No special funding.
Availability of data and materials
The data will not be made available in order to protect the participants’ identity.
The study was initiated by SL, LH and OBP, however all authors substantially contributed to design the study. While SL was responsible for the acquisition of data through long-term anthropological fieldwork, all authors contributed to the subsequent analysis and interpretation of data. SL drafted the first version of the article and CPN, LH, OBP and MBR all critically revised it. After a second round of comments and changes, the final manuscript was approved for publication by all authors.
The authors declare that they have no competing interests.
Consent for publication
Ethics approval and consent to participate

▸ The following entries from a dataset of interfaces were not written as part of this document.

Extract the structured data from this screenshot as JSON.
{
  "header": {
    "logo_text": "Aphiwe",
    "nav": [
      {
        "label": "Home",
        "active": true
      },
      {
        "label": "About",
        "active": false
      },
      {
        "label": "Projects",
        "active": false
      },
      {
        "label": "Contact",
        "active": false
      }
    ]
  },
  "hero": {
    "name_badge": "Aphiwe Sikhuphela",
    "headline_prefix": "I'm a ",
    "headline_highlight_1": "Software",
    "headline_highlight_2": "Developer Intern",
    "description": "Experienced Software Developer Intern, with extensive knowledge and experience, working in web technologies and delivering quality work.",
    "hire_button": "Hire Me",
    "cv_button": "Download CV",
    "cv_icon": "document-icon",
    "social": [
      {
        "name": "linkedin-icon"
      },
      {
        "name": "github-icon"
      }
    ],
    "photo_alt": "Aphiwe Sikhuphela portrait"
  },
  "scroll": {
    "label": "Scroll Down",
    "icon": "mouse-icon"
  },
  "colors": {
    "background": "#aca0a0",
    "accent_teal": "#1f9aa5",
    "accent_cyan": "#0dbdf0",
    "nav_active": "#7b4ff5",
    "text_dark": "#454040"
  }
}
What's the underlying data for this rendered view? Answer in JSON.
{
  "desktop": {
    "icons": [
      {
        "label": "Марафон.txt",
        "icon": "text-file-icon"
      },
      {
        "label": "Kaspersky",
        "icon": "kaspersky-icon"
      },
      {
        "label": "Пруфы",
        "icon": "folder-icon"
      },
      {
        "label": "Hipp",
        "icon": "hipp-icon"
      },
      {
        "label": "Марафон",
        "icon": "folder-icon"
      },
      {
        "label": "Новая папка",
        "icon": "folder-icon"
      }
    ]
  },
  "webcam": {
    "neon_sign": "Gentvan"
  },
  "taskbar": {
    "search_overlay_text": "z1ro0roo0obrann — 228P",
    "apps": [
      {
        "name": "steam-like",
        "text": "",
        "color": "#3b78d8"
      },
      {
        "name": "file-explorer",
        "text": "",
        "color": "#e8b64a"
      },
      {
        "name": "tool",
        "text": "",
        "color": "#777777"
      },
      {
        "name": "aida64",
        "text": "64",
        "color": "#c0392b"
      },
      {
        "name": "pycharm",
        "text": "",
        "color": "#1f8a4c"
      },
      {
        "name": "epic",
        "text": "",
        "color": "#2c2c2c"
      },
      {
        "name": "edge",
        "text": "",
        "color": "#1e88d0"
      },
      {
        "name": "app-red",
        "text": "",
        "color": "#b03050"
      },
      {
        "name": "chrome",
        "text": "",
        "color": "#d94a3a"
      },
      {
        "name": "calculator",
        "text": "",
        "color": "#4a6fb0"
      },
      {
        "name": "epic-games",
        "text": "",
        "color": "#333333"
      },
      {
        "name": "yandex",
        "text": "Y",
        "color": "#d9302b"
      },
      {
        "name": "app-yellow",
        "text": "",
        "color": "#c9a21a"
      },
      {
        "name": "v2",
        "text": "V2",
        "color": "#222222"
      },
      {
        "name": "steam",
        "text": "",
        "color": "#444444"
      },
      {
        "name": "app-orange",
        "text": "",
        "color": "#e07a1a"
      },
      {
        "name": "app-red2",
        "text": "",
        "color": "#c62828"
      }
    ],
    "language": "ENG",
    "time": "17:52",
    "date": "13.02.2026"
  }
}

Informed, oral consent was obtained prior to participant observation and informed, written consent was obtained prior to interviews. The study was approved by the Danish Data Protection Agency (J. No. 2007-58-0010). According to Danish law, approval by the National Committee on Health Research Ethics was not required as no biomedical intervention was performed.